I remember getting a comment from a woman reading one of my books. She let me know that she was not pleased to find out she was reading about a black woman. She wrote that I, the writer, did not inform her of the race of the character, so she had imagined the character as a white woman. I immediately reacted like an author receiving a writing critique and wanted to check my work. Not that I am heavily invested in announcing the racial makeup of my characters, but I just thought I had given information early on about my character’s appearance. So, I got a copy of my book, thumbed through the first chapter and there it was – the character’s skin color.
Now I do not normally write things like, “She is black,” or “The African American woman.” Nothing so lacking in imagination is used for my main characters. With me, you will read about skin tones the color of maple syrup or shelled pecans or a shade of coffee with two creams. Yes, I know – food references, but I find it easiest to describe the rich variations of black people’s hues by the tremendous selection of colors found in the ordinary foods that we eat.
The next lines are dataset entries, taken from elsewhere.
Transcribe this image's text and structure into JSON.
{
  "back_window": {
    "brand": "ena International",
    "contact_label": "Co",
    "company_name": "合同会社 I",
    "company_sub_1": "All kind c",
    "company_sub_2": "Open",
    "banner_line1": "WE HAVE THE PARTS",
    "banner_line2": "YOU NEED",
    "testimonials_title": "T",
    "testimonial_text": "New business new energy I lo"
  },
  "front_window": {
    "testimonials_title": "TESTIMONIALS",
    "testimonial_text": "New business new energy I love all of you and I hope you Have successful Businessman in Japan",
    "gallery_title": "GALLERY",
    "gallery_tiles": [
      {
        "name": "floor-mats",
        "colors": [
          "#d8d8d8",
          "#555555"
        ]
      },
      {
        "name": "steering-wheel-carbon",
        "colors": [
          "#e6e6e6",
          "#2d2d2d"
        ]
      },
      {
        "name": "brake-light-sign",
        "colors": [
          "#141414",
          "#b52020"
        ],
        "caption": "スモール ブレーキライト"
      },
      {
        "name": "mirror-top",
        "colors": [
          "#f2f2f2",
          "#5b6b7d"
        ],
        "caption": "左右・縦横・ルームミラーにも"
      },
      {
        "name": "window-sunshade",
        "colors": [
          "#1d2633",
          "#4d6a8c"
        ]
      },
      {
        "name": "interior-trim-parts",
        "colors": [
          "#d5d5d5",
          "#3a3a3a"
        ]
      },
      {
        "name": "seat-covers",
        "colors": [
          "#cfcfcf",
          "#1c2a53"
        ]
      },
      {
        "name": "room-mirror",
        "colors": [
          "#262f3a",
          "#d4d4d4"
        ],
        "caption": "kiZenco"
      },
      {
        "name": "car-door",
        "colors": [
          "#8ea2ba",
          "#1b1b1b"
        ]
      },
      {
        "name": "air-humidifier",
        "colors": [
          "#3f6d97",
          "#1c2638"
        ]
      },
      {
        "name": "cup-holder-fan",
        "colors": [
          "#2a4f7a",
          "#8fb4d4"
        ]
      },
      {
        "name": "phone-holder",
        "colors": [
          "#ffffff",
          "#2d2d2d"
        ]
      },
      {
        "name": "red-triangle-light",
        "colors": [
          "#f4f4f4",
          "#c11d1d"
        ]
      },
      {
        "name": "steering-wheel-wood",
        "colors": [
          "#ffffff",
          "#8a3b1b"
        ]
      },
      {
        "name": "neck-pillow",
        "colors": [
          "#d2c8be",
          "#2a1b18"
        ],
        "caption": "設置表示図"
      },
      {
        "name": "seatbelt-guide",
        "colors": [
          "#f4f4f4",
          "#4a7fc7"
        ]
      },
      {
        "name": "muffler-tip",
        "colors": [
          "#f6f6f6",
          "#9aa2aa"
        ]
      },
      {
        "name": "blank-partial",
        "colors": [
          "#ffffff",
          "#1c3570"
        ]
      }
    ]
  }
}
It’s not hard to have readers “see” a character whose light skin color matches the rich, golden brown top of a perfectly baked biscuit. In the case of this reader’s accusations, I thought it was an easy reference to use caramel (and other descriptions) to let readers know that the character was a person of color. And while the main character may not have been African American, as there are other races with brown skin tones, I thought for sure no one would have to get to the middle of the book to figure out this character wasn’t white./I>
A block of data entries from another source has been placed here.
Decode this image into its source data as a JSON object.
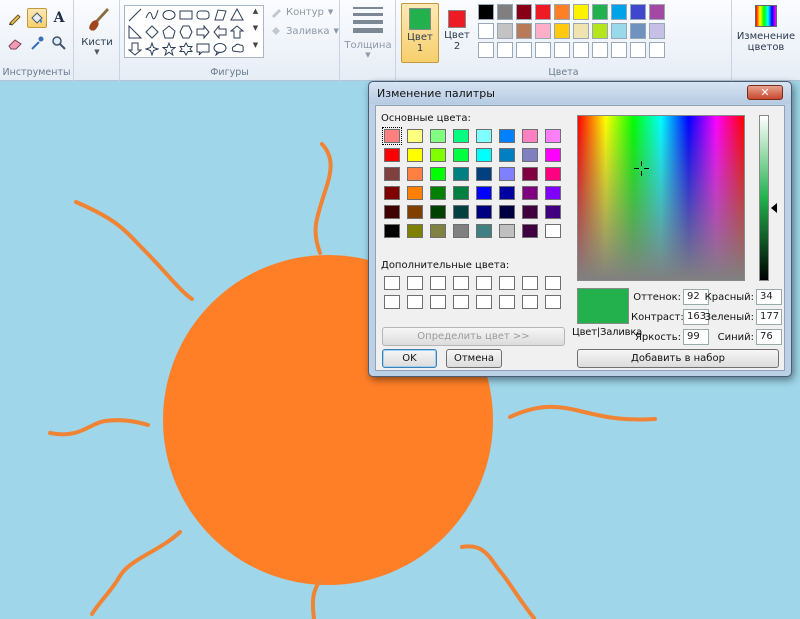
{
  "ribbon": {
    "groups": {
      "tools": "Инструменты",
      "shapes": "Фигуры",
      "colors": "Цвета"
    },
    "brushes_label": "Кисти",
    "outline_label": "Контур",
    "fill_label": "Заливка",
    "thickness_label": "Толщина",
    "color1": {
      "label": "Цвет",
      "number": "1",
      "value": "#22b14c"
    },
    "color2": {
      "label": "Цвет",
      "number": "2",
      "value": "#ed1c24"
    },
    "edit_colors_label": "Изменение цветов",
    "palette_row1": [
      "#000000",
      "#7f7f7f",
      "#880015",
      "#ed1c24",
      "#ff7f27",
      "#fff200",
      "#22b14c",
      "#00a2e8",
      "#3f48cc",
      "#a349a4"
    ],
    "palette_row2": [
      "#ffffff",
      "#c3c3c3",
      "#b97a57",
      "#ffaec9",
      "#ffc90e",
      "#efe4b0",
      "#b5e61d",
      "#99d9ea",
      "#7092be",
      "#c8bfe7"
    ]
  },
  "dialog": {
    "title": "Изменение палитры",
    "close_glyph": "✕",
    "basic_colors_label": "Основные цвета:",
    "custom_colors_label": "Дополнительные цвета:",
    "define_button": "Определить цвет >>",
    "ok_button": "OK",
    "cancel_button": "Отмена",
    "add_button": "Добавить в набор",
    "preview_label": "Цвет|Заливка",
    "preview_color": "#22b14c",
    "hue_label": "Оттенок:",
    "hue": "92",
    "sat_label": "Контраст:",
    "sat": "163",
    "lum_label": "Яркость:",
    "lum": "99",
    "red_label": "Красный:",
    "red": "34",
    "green_label": "Зеленый:",
    "green": "177",
    "blue_label": "Синий:",
    "blue": "76",
    "basic_colors": [
      [
        "#ff8080",
        "#ffff80",
        "#80ff80",
        "#00ff80",
        "#80ffff",
        "#0080ff",
        "#ff80c0",
        "#ff80ff"
      ],
      [
        "#ff0000",
        "#ffff00",
        "#80ff00",
        "#00ff40",
        "#00ffff",
        "#0080c0",
        "#8080c0",
        "#ff00ff"
      ],
      [
        "#804040",
        "#ff8040",
        "#00ff00",
        "#008080",
        "#004080",
        "#8080ff",
        "#800040",
        "#ff0080"
      ],
      [
        "#800000",
        "#ff8000",
        "#008000",
        "#008040",
        "#0000ff",
        "#0000a0",
        "#800080",
        "#8000ff"
      ],
      [
        "#400000",
        "#804000",
        "#004000",
        "#004040",
        "#000080",
        "#000040",
        "#400040",
        "#400080"
      ],
      [
        "#000000",
        "#808000",
        "#808040",
        "#808080",
        "#408080",
        "#c0c0c0",
        "#400040",
        "#ffffff"
      ]
    ]
  }
}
After double checking all of my color references, I then used social media to take a look at my reader. She was white and by her postings, she seemed to be an avid reader. So, I re-read her email and reacted as a fellow reader. I know how irritating it is to visualize a character looking one way and find out later with the author’s description that you were way off. Finishing the book then means you must reimagine the character and sometimes, as petty as it sounds, you might not like that newly imagined character as much.
However, that was not the nature of this complaint. The reader felt she was tricked (her word) into reading about a black woman because of the way my character acted and spoke. Her preconceived notion of what acting and speaking “black” is what led her to be surprised to discover that the caramel colored woman in the book was not the white woman she had imagined. She did not finish the book and she wanted to let me know that and … I have no idea why. Besides the ridiculousness of it all, it’s really sad that she needed to cling to such a small world view even in her imagination.
Now every reader is entitled – no, encouraged to read about whatever characters they want to invite to live in their minds. However, every writer is entitled to create characters of any race, color and dialect that fit the storyline.
I, as both a reader and a writer, believe that you cannot grow as a person without diverse people in your life. Sameness may be comforting, but it lacks imagination and creativity. Some of the best dramas I’ve ever seen have been foreign films that depict life outside of my world view. I am grateful for it. So, while I read African American literature, write African American literature, live African American literature, I remain open to diversity because it makes me a better me. I think we should all strive to become a better version our ourselves.
Alice Walker wrote in her book The Color Purple: “I think it pisses God off if you walk by the color purple in a field somewhere and don’t notice it.” I feel the same way about the beauty in diverse people, and cultures… and in life.